The municipality emphasizes on its own contact page that citizens should not send privacy-sensitive information via social media. That is not a legal requirement and is therefore done by few municipalities. Of the 122 municipalities that use WhatsApp, 36 warn against not sending privacy-sensitive information.
'Fine communication must be done in a responsible manner'
"For many municipalities and citizens, social media are a great way to communicate," the Dutch Data Protection Authority (AP) believes, which supervises the AVG. "But this must be done in a responsible manner." That is why the supervisor's municipalities must conduct research into the privacy risks of social media use in advance.
The Information Security Service (IBD) of the Association of Dutch Municipalities (VNG) has carried out such a DPIA, says IBD spokesperson Remco Groet. This research shows the risks regarding the privacy aspects of WhatsApp use for municipal services.
It emerged that the risk when using WhatsApp as an additional communication channel is very small. "WhatsApp does have access to the contacts on the phone. But if WhatsApp is used as an additional channel, people are not forced to install it," said Groet.
"Nobody downloads WhatsApp just to send a message to the municipality"
"If you give your contact list to Facebook, you actually give it a bit of privacy," says Groet. "But if you don't want that, there are plenty of other ways to get in touch with your municipality, such as calling or e-mailing. Because citizens who want to get in touch with their municipality don't necessarily have to use WhatsApp for that. we regard the privacy risk as limited. "
The VNG has not conducted a separate investigation into Facebook Messenger, but emphasizes that citizens should not send privacy-sensitive files via channels that are not encrypted.

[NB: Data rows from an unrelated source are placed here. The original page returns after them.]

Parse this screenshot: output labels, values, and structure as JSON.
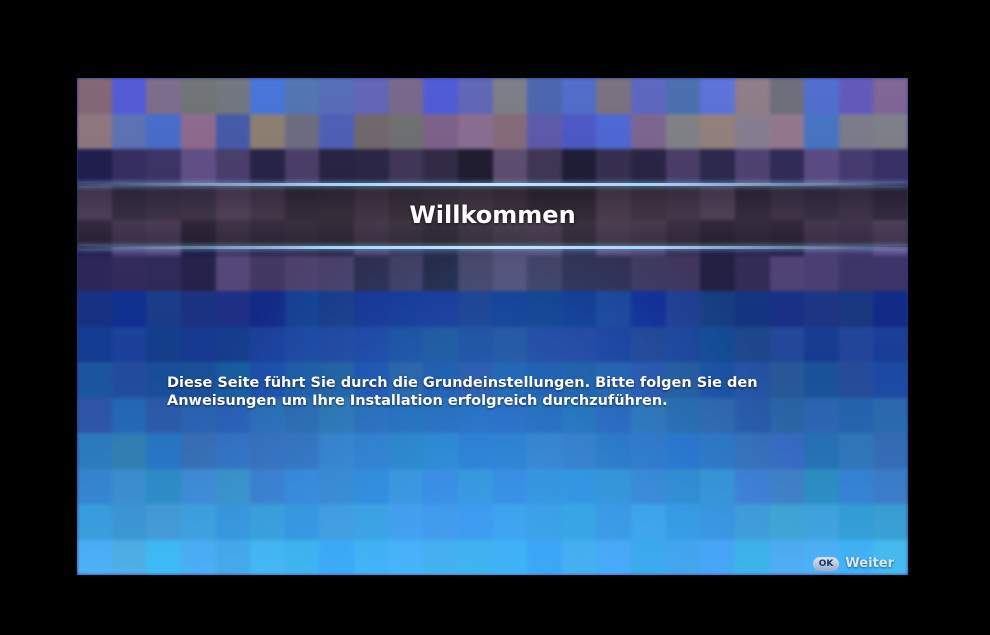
{
  "title": "Willkommen",
  "body": {
    "line1": "Diese Seite führt Sie durch die Grundeinstellungen. Bitte folgen Sie den",
    "line2": "Anweisungen um Ihre Installation erfolgreich durchzuführen."
  },
  "footer": {
    "ok_key": "OK",
    "next_label": "Weiter"
  },
  "colors": {
    "background": "#1a3a9a",
    "text": "#ffffff",
    "accent_line": "#b8dcff"
  }
}
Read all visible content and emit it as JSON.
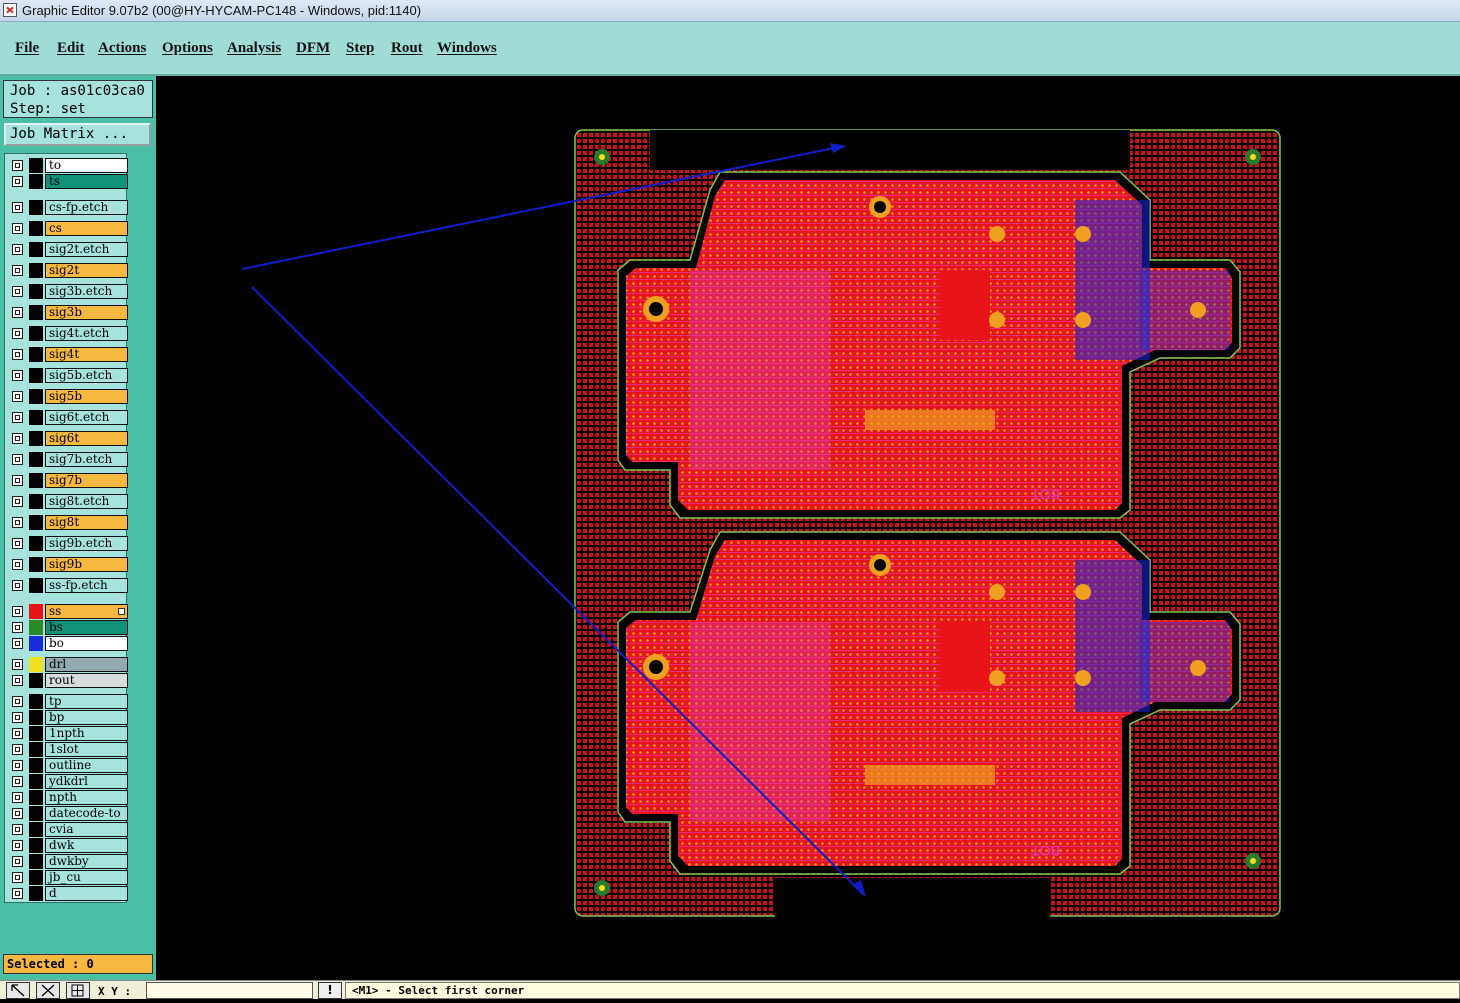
{
  "window": {
    "title": "Graphic Editor 9.07b2 (00@HY-HYCAM-PC148 - Windows, pid:1140)"
  },
  "menu": [
    "File",
    "Edit",
    "Actions",
    "Options",
    "Analysis",
    "DFM",
    "Step",
    "Rout",
    "Windows"
  ],
  "job": {
    "job_line": "Job : as01c03ca0",
    "step_line": "Step: set",
    "matrix_label": "Job Matrix ..."
  },
  "layers": [
    {
      "name": "to",
      "color": "#ffffff"
    },
    {
      "name": "ts",
      "color": "#11917a"
    },
    {
      "name": "cs-fp.etch",
      "color": "#a6e3dc"
    },
    {
      "name": "cs",
      "color": "#f5b941"
    },
    {
      "name": "sig2t.etch",
      "color": "#a6e3dc"
    },
    {
      "name": "sig2t",
      "color": "#f5b941"
    },
    {
      "name": "sig3b.etch",
      "color": "#a6e3dc"
    },
    {
      "name": "sig3b",
      "color": "#f5b941"
    },
    {
      "name": "sig4t.etch",
      "color": "#a6e3dc"
    },
    {
      "name": "sig4t",
      "color": "#f5b941"
    },
    {
      "name": "sig5b.etch",
      "color": "#a6e3dc"
    },
    {
      "name": "sig5b",
      "color": "#f5b941"
    },
    {
      "name": "sig6t.etch",
      "color": "#a6e3dc"
    },
    {
      "name": "sig6t",
      "color": "#f5b941"
    },
    {
      "name": "sig7b.etch",
      "color": "#a6e3dc"
    },
    {
      "name": "sig7b",
      "color": "#f5b941"
    },
    {
      "name": "sig8t.etch",
      "color": "#a6e3dc"
    },
    {
      "name": "sig8t",
      "color": "#f5b941"
    },
    {
      "name": "sig9b.etch",
      "color": "#a6e3dc"
    },
    {
      "name": "sig9b",
      "color": "#f5b941"
    },
    {
      "name": "ss-fp.etch",
      "color": "#a6e3dc"
    },
    {
      "name": "ss",
      "color": "#f5b941",
      "swatch": "#e8141a",
      "active": true
    },
    {
      "name": "bs",
      "color": "#11917a",
      "swatch": "#2a8a2a"
    },
    {
      "name": "bo",
      "color": "#ffffff",
      "swatch": "#1a2ad8"
    },
    {
      "name": "drl",
      "color": "#93a9b0",
      "swatch": "#f0e020"
    },
    {
      "name": "rout",
      "color": "#d7dcdc"
    },
    {
      "name": "tp",
      "color": "#a6e3dc"
    },
    {
      "name": "bp",
      "color": "#a6e3dc"
    },
    {
      "name": "1npth",
      "color": "#a6e3dc"
    },
    {
      "name": "1slot",
      "color": "#a6e3dc"
    },
    {
      "name": "outline",
      "color": "#a6e3dc"
    },
    {
      "name": "ydkdrl",
      "color": "#a6e3dc"
    },
    {
      "name": "npth",
      "color": "#a6e3dc"
    },
    {
      "name": "datecode-to",
      "color": "#a6e3dc"
    },
    {
      "name": "cvia",
      "color": "#a6e3dc"
    },
    {
      "name": "dwk",
      "color": "#a6e3dc"
    },
    {
      "name": "dwkby",
      "color": "#a6e3dc"
    },
    {
      "name": "jb_cu",
      "color": "#a6e3dc"
    },
    {
      "name": "d",
      "color": "#a6e3dc"
    }
  ],
  "status": {
    "selected": "Selected : 0",
    "xy_label": "X Y :",
    "coord_value": "",
    "warn": "!",
    "prompt": "<M1> - Select first corner"
  },
  "board": {
    "silk_label": "BOT",
    "copper": "#e8141a",
    "grid": "#c81018",
    "outline": "#7cc850",
    "mesh": "#f0a020"
  }
}
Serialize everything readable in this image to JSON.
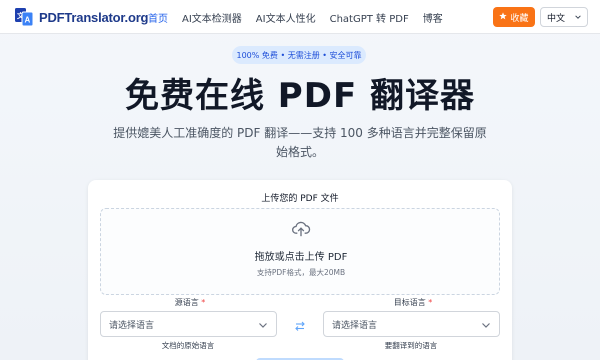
{
  "nav": {
    "logo_text": "PDFTranslator.org",
    "links": [
      {
        "label": "首页",
        "active": true
      },
      {
        "label": "AI文本检测器",
        "active": false
      },
      {
        "label": "AI文本人性化",
        "active": false
      },
      {
        "label": "ChatGPT 转 PDF",
        "active": false
      },
      {
        "label": "博客",
        "active": false
      }
    ],
    "favorite_label": "收藏",
    "language_value": "中文"
  },
  "hero": {
    "badge": "100% 免费 • 无需注册 • 安全可靠",
    "title": "免费在线 PDF 翻译器",
    "subtitle": "提供媲美人工准确度的 PDF 翻译——支持 100 多种语言并完整保留原始格式。"
  },
  "upload": {
    "label": "上传您的 PDF 文件",
    "drop_text": "拖放或点击上传 PDF",
    "hint": "支持PDF格式，最大20MB"
  },
  "source": {
    "label": "源语言",
    "required_mark": "*",
    "placeholder": "请选择语言",
    "help": "文档的原始语言"
  },
  "target": {
    "label": "目标语言",
    "required_mark": "*",
    "placeholder": "请选择语言",
    "help": "要翻译到的语言"
  },
  "colors": {
    "accent": "#2563eb",
    "favorite": "#f97316",
    "badge_bg": "#dbeafe"
  },
  "icons": {
    "logo": "pdf-translate-icon",
    "favorite": "star-icon",
    "upload": "cloud-upload-icon",
    "swap": "swap-arrows-icon",
    "dropdown": "chevron-down-icon"
  }
}
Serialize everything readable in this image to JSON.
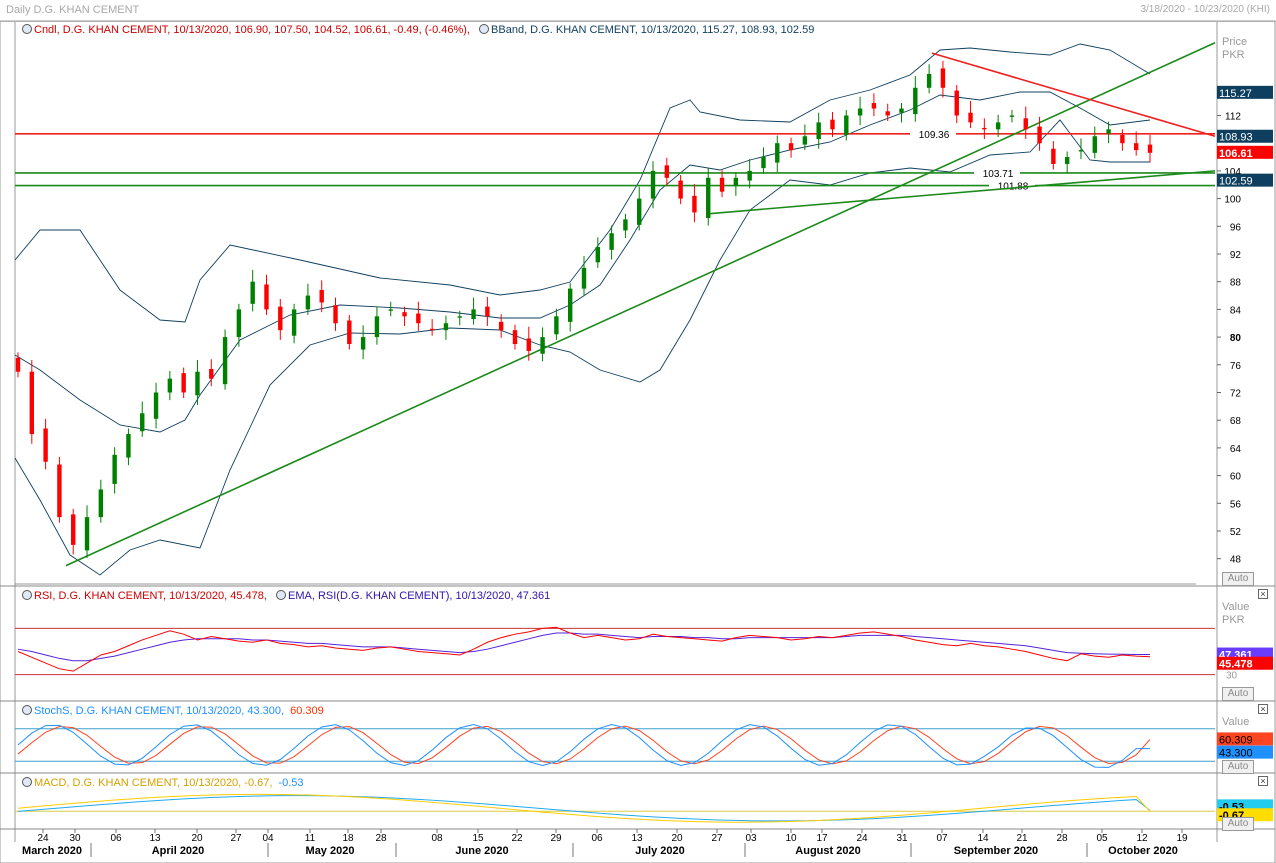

See also: Contact with municipality more difficult: 54 municipalities stop using WhatsApp